* _Material for this task_
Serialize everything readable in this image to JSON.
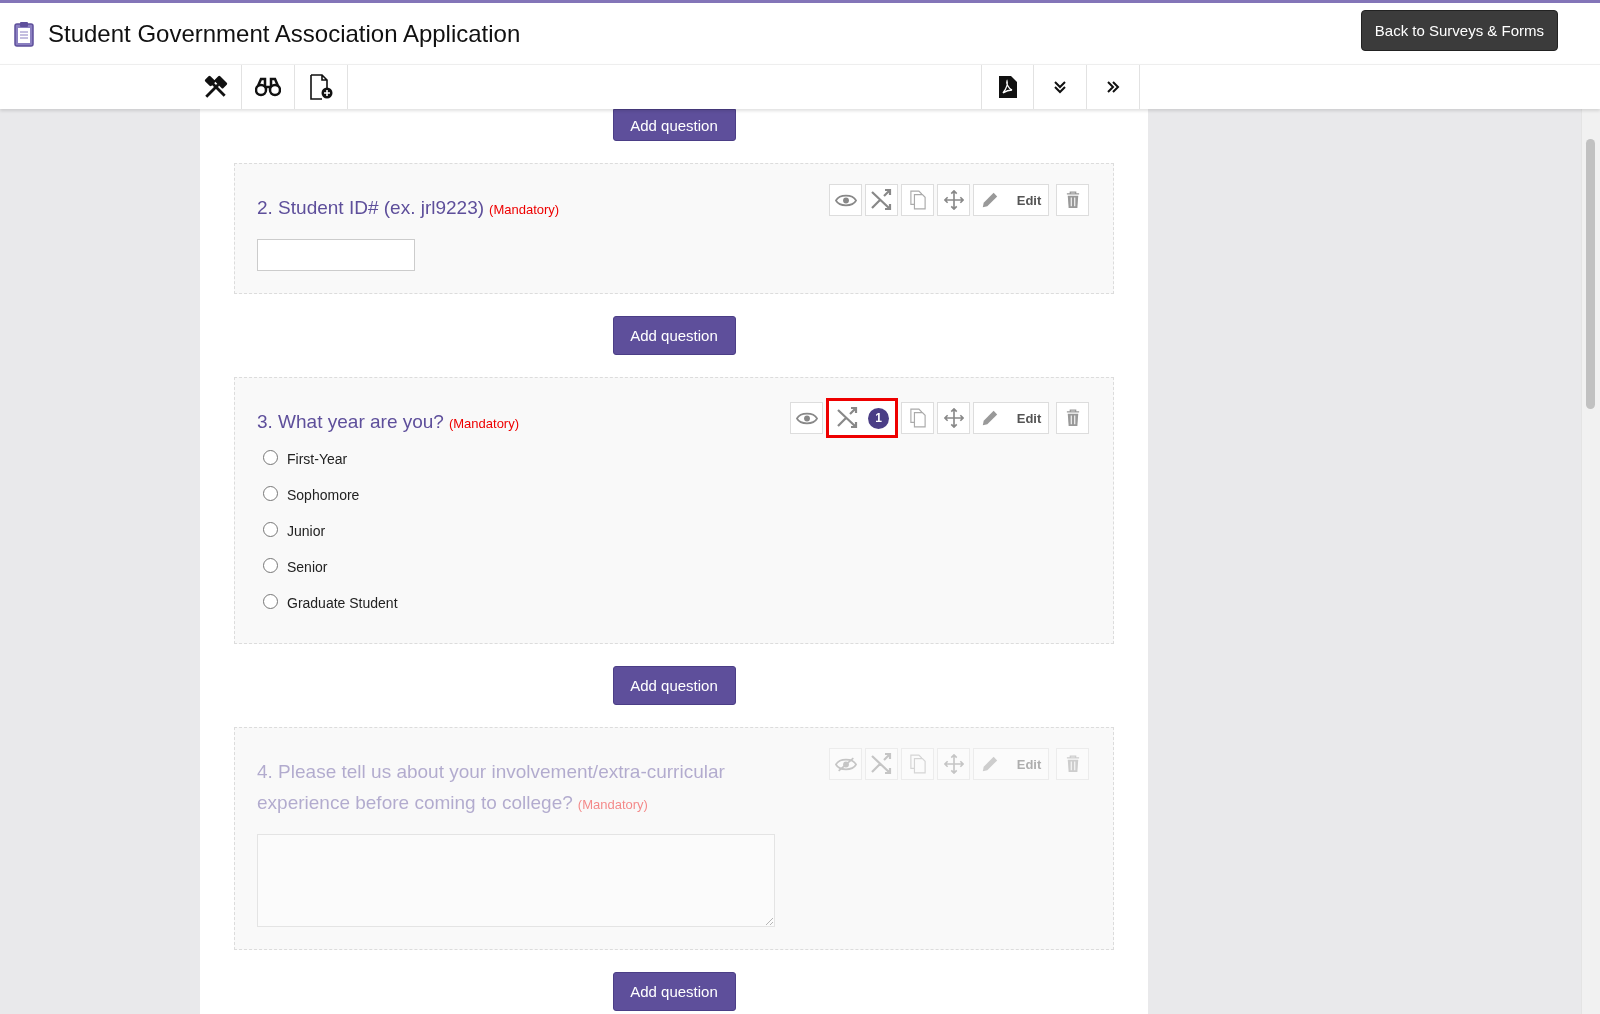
{
  "header": {
    "title": "Student Government Association Application",
    "back_button": "Back to Surveys & Forms"
  },
  "top_add_button": "Add question",
  "questions": [
    {
      "number_title": "2. Student ID# (ex. jrl9223)",
      "mandatory": "(Mandatory)",
      "kind": "short_text",
      "visible": true,
      "disabled": false,
      "edit_label": "Edit",
      "add_button_after": "Add question"
    },
    {
      "number_title": "3. What year are you?",
      "mandatory": "(Mandatory)",
      "kind": "radio",
      "visible": true,
      "disabled": false,
      "edit_label": "Edit",
      "logic_count": "1",
      "highlighted": true,
      "add_button_after": "Add question",
      "options": [
        {
          "label": "First-Year",
          "selected": false
        },
        {
          "label": "Sophomore",
          "selected": false
        },
        {
          "label": "Junior",
          "selected": false
        },
        {
          "label": "Senior",
          "selected": false
        },
        {
          "label": "Graduate Student",
          "selected": false
        }
      ]
    },
    {
      "number_title": "4. Please tell us about your involvement/extra-curricular experience before coming to college?",
      "mandatory": "(Mandatory)",
      "kind": "long_text",
      "visible": false,
      "disabled": true,
      "edit_label": "Edit",
      "add_button_after": "Add question"
    }
  ]
}
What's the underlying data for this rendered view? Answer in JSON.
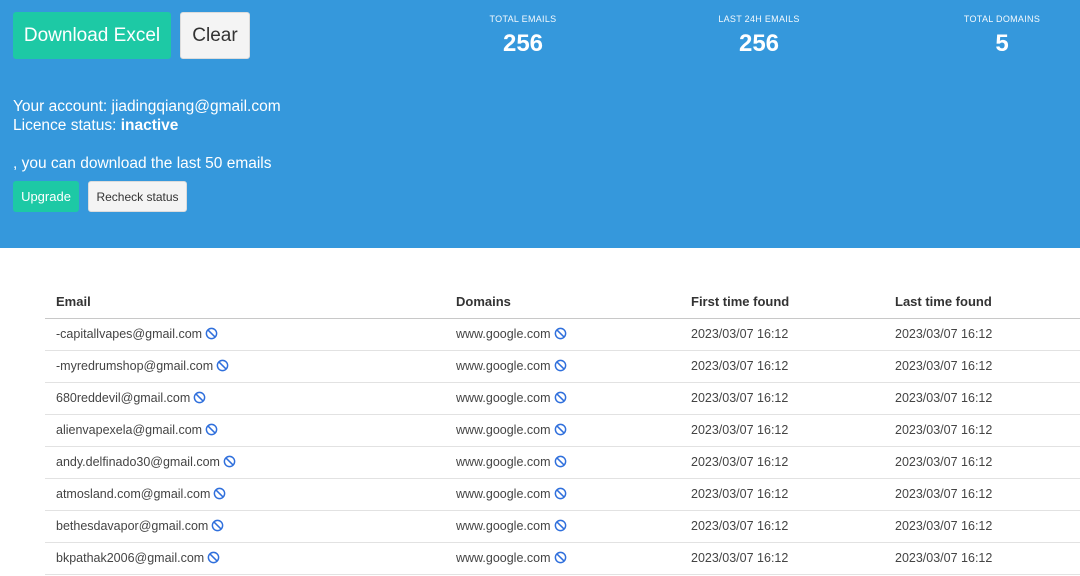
{
  "actions": {
    "download_label": "Download Excel",
    "clear_label": "Clear",
    "upgrade_label": "Upgrade",
    "recheck_label": "Recheck status"
  },
  "stats": {
    "total_emails_label": "TOTAL EMAILS",
    "total_emails_value": "256",
    "last24h_label": "LAST 24H EMAILS",
    "last24h_value": "256",
    "total_domains_label": "TOTAL DOMAINS",
    "total_domains_value": "5"
  },
  "account": {
    "account_prefix": "Your account: ",
    "email": "jiadingqiang@gmail.com",
    "licence_prefix": "Licence status: ",
    "licence_status": "inactive",
    "download_note": ", you can download the last 50 emails"
  },
  "colors": {
    "hero_bg": "#3598dc",
    "accent": "#1dc9a5",
    "block_icon": "#2f6fdc"
  },
  "icons": {
    "row_action": "block-icon"
  },
  "table": {
    "headers": {
      "email": "Email",
      "domains": "Domains",
      "first": "First time found",
      "last": "Last time found"
    },
    "rows": [
      {
        "email": "-capitallvapes@gmail.com",
        "domain": "www.google.com",
        "first": "2023/03/07 16:12",
        "last": "2023/03/07 16:12"
      },
      {
        "email": "-myredrumshop@gmail.com",
        "domain": "www.google.com",
        "first": "2023/03/07 16:12",
        "last": "2023/03/07 16:12"
      },
      {
        "email": "680reddevil@gmail.com",
        "domain": "www.google.com",
        "first": "2023/03/07 16:12",
        "last": "2023/03/07 16:12"
      },
      {
        "email": "alienvapexela@gmail.com",
        "domain": "www.google.com",
        "first": "2023/03/07 16:12",
        "last": "2023/03/07 16:12"
      },
      {
        "email": "andy.delfinado30@gmail.com",
        "domain": "www.google.com",
        "first": "2023/03/07 16:12",
        "last": "2023/03/07 16:12"
      },
      {
        "email": "atmosland.com@gmail.com",
        "domain": "www.google.com",
        "first": "2023/03/07 16:12",
        "last": "2023/03/07 16:12"
      },
      {
        "email": "bethesdavapor@gmail.com",
        "domain": "www.google.com",
        "first": "2023/03/07 16:12",
        "last": "2023/03/07 16:12"
      },
      {
        "email": "bkpathak2006@gmail.com",
        "domain": "www.google.com",
        "first": "2023/03/07 16:12",
        "last": "2023/03/07 16:12"
      }
    ]
  }
}
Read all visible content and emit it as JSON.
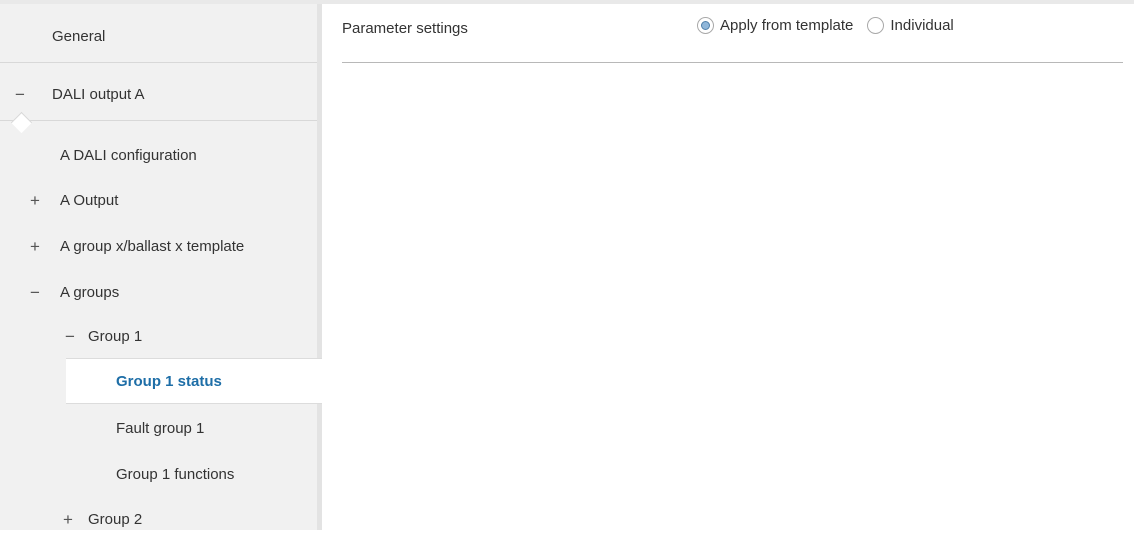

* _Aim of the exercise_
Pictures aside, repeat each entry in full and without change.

* _Exercise response_
Serialize everything readable in this image to JSON.
{
  "header": {
    "title": "Student Government Association Application",
    "back_button": "Back to Surveys & Forms"
  },
  "top_add_button": "Add question",
  "questions": [
    {
      "number_title": "2. Student ID# (ex. jrl9223)",
      "mandatory": "(Mandatory)",
      "kind": "short_text",
      "visible": true,
      "disabled": false,
      "edit_label": "Edit",
      "add_button_after": "Add question"
    },
    {
      "number_title": "3. What year are you?",
      "mandatory": "(Mandatory)",
      "kind": "radio",
      "visible": true,
      "disabled": false,
      "edit_label": "Edit",
      "logic_count": "1",
      "highlighted": true,
      "add_button_after": "Add question",
      "options": [
        {
          "label": "First-Year",
          "selected": false
        },
        {
          "label": "Sophomore",
          "selected": false
        },
        {
          "label": "Junior",
          "selected": false
        },
        {
          "label": "Senior",
          "selected": false
        },
        {
          "label": "Graduate Student",
          "selected": false
        }
      ]
    },
    {
      "number_title": "4. Please tell us about your involvement/extra-curricular experience before coming to college?",
      "mandatory": "(Mandatory)",
      "kind": "long_text",
      "visible": false,
      "disabled": true,
      "edit_label": "Edit",
      "add_button_after": "Add question"
    }
  ]
}
What's the underlying data for this rendered view? Answer in JSON.
{
  "actions": {
    "download_label": "Download Excel",
    "clear_label": "Clear",
    "upgrade_label": "Upgrade",
    "recheck_label": "Recheck status"
  },
  "stats": {
    "total_emails_label": "TOTAL EMAILS",
    "total_emails_value": "256",
    "last24h_label": "LAST 24H EMAILS",
    "last24h_value": "256",
    "total_domains_label": "TOTAL DOMAINS",
    "total_domains_value": "5"
  },
  "account": {
    "account_prefix": "Your account: ",
    "email": "jiadingqiang@gmail.com",
    "licence_prefix": "Licence status: ",
    "licence_status": "inactive",
    "download_note": ", you can download the last 50 emails"
  },
  "colors": {
    "hero_bg": "#3598dc",
    "accent": "#1dc9a5",
    "block_icon": "#2f6fdc"
  },
  "icons": {
    "row_action": "block-icon"
  },
  "table": {
    "headers": {
      "email": "Email",
      "domains": "Domains",
      "first": "First time found",
      "last": "Last time found"
    },
    "rows": [
      {
        "email": "-capitallvapes@gmail.com",
        "domain": "www.google.com",
        "first": "2023/03/07 16:12",
        "last": "2023/03/07 16:12"
      },
      {
        "email": "-myredrumshop@gmail.com",
        "domain": "www.google.com",
        "first": "2023/03/07 16:12",
        "last": "2023/03/07 16:12"
      },
      {
        "email": "680reddevil@gmail.com",
        "domain": "www.google.com",
        "first": "2023/03/07 16:12",
        "last": "2023/03/07 16:12"
      },
      {
        "email": "alienvapexela@gmail.com",
        "domain": "www.google.com",
        "first": "2023/03/07 16:12",
        "last": "2023/03/07 16:12"
      },
      {
        "email": "andy.delfinado30@gmail.com",
        "domain": "www.google.com",
        "first": "2023/03/07 16:12",
        "last": "2023/03/07 16:12"
      },
      {
        "email": "atmosland.com@gmail.com",
        "domain": "www.google.com",
        "first": "2023/03/07 16:12",
        "last": "2023/03/07 16:12"
      },
      {
        "email": "bethesdavapor@gmail.com",
        "domain": "www.google.com",
        "first": "2023/03/07 16:12",
        "last": "2023/03/07 16:12"
      },
      {
        "email": "bkpathak2006@gmail.com",
        "domain": "www.google.com",
        "first": "2023/03/07 16:12",
        "last": "2023/03/07 16:12"
      }
    ]
  }
}
Read all visible content and emit it as JSON.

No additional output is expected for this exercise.